**TASK TO CARRY OUT**:
Your answer is a copy of every line in the records where "Time" appears.

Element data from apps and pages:
********

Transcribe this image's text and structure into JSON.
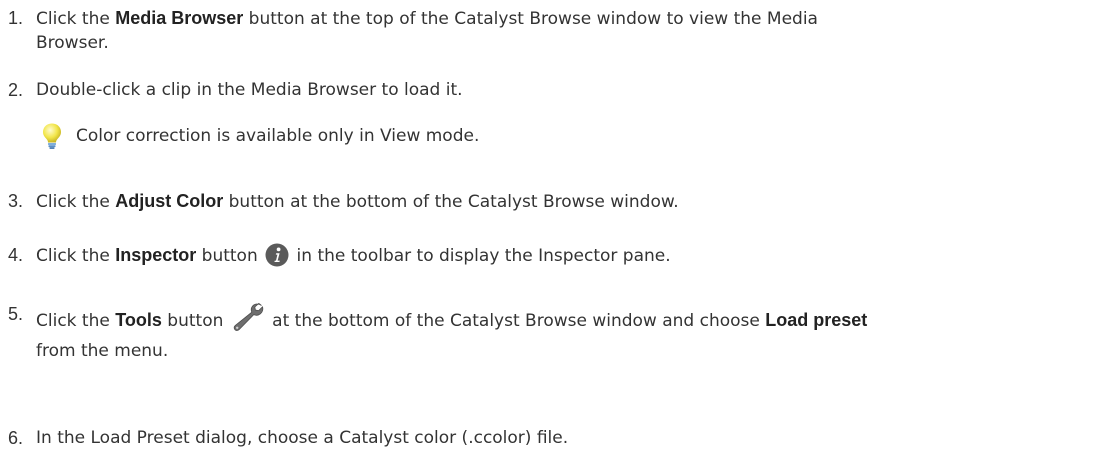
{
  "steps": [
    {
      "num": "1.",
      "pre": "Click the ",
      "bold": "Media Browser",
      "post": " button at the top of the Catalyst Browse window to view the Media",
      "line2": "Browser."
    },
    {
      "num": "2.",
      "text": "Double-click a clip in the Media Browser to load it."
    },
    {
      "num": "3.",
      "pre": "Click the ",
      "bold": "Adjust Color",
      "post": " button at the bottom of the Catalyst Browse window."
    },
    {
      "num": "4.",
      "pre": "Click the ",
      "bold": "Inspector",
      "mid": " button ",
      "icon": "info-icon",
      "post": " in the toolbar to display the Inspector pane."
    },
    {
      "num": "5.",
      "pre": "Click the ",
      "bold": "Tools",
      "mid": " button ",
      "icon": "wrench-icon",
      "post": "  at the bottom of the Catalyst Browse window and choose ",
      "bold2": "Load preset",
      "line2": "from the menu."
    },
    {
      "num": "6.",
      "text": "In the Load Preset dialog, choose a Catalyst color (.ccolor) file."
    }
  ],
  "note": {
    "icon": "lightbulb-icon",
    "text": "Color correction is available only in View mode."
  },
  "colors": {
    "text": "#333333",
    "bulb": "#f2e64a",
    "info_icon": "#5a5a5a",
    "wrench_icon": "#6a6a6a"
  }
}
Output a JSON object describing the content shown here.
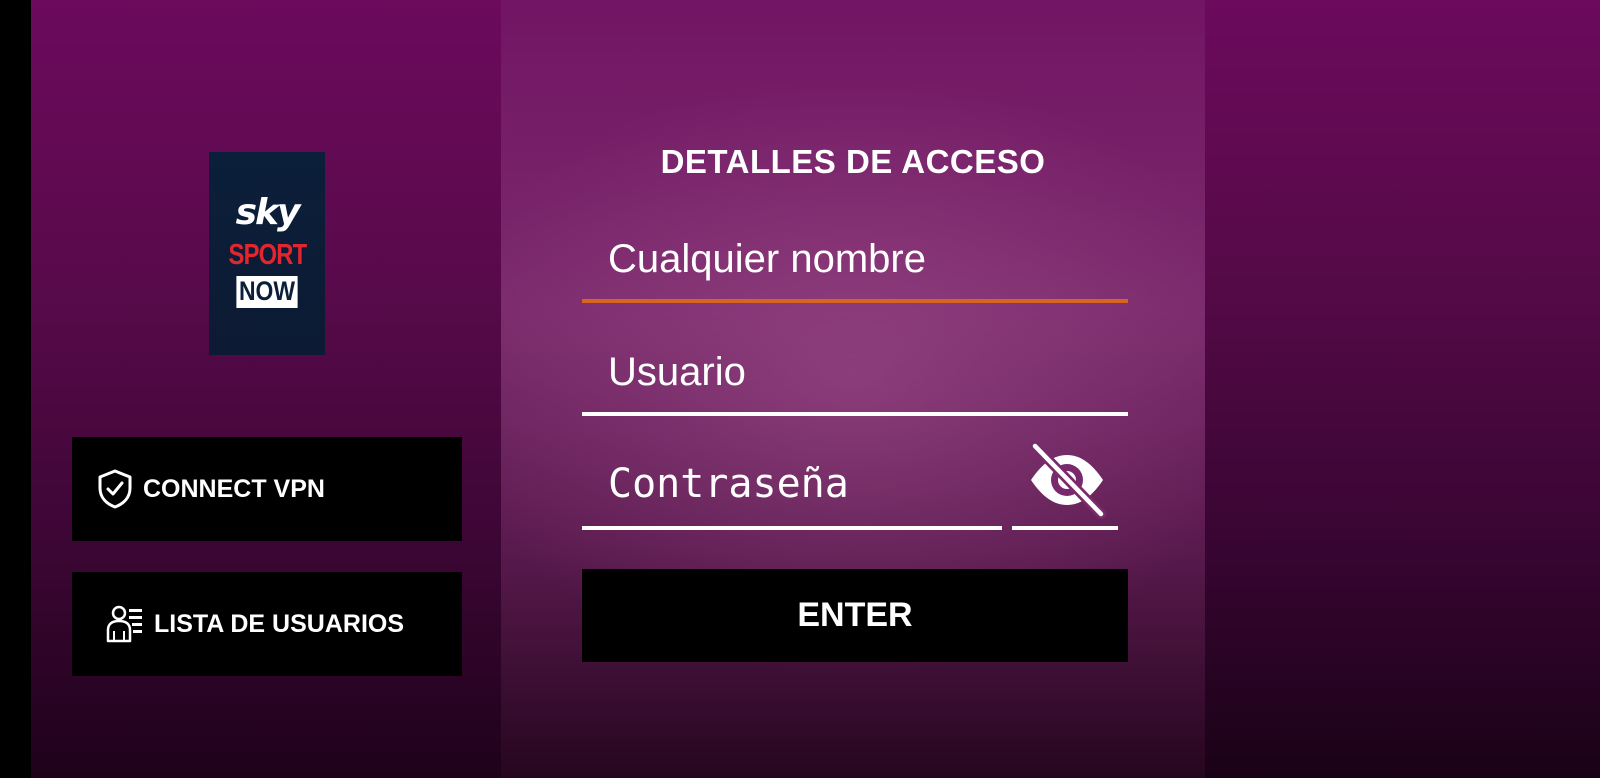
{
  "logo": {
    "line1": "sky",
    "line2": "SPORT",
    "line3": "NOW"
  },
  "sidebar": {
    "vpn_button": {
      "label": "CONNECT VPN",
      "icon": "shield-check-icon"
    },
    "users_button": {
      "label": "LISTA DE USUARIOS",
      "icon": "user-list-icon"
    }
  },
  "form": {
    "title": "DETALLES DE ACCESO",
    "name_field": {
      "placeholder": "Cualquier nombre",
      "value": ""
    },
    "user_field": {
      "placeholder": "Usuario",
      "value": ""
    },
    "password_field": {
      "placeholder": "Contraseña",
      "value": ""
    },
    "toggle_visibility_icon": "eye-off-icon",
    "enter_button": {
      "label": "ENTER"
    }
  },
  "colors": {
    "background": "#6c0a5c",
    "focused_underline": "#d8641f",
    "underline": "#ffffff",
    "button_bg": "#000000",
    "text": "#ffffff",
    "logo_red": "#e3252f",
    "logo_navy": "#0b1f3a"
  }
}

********

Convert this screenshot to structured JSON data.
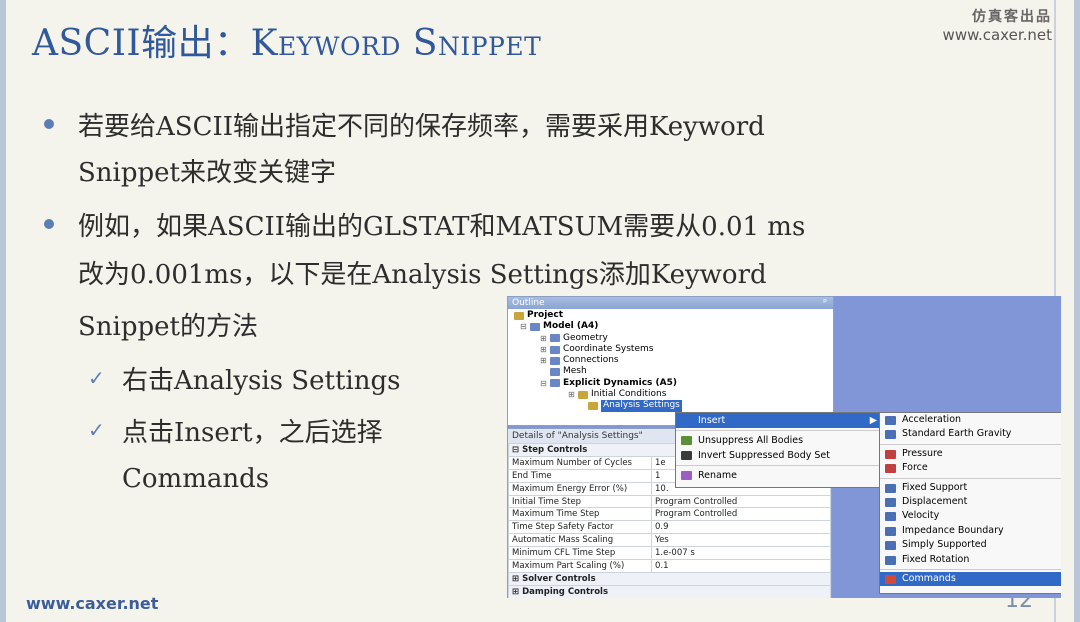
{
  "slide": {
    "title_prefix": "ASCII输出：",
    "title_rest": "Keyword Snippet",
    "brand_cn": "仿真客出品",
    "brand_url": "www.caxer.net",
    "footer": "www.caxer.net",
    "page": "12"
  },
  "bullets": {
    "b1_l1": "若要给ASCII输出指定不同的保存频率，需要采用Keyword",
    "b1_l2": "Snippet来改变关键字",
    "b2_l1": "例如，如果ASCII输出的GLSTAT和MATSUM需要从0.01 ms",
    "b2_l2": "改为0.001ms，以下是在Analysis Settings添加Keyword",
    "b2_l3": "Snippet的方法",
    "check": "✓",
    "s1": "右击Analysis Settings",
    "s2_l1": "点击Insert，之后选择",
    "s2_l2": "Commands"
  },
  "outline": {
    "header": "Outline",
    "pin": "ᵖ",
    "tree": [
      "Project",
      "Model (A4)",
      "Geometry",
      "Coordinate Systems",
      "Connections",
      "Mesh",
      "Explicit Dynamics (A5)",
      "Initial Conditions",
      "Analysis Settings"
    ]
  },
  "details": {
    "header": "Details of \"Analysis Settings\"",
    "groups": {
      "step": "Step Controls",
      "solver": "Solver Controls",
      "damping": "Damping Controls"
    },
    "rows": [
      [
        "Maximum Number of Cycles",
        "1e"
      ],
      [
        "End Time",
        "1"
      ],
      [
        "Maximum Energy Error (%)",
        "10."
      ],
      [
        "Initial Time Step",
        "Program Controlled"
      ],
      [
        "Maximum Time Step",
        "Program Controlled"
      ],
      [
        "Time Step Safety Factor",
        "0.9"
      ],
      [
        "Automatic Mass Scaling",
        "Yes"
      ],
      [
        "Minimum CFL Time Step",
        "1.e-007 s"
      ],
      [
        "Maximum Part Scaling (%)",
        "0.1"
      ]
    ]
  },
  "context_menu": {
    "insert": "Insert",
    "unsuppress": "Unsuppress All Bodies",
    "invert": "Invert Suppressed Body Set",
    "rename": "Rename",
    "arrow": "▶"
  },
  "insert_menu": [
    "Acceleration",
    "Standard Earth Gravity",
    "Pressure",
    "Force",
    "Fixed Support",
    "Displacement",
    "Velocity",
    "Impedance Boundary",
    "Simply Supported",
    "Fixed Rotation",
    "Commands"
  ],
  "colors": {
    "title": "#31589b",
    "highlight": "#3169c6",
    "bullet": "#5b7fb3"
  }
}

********

**FINAL ANSWER**:
        "End Time",
        "Initial Time Step",
        "Maximum Time Step",
        "Time Step Safety Factor",
        "Minimum CFL Time Step",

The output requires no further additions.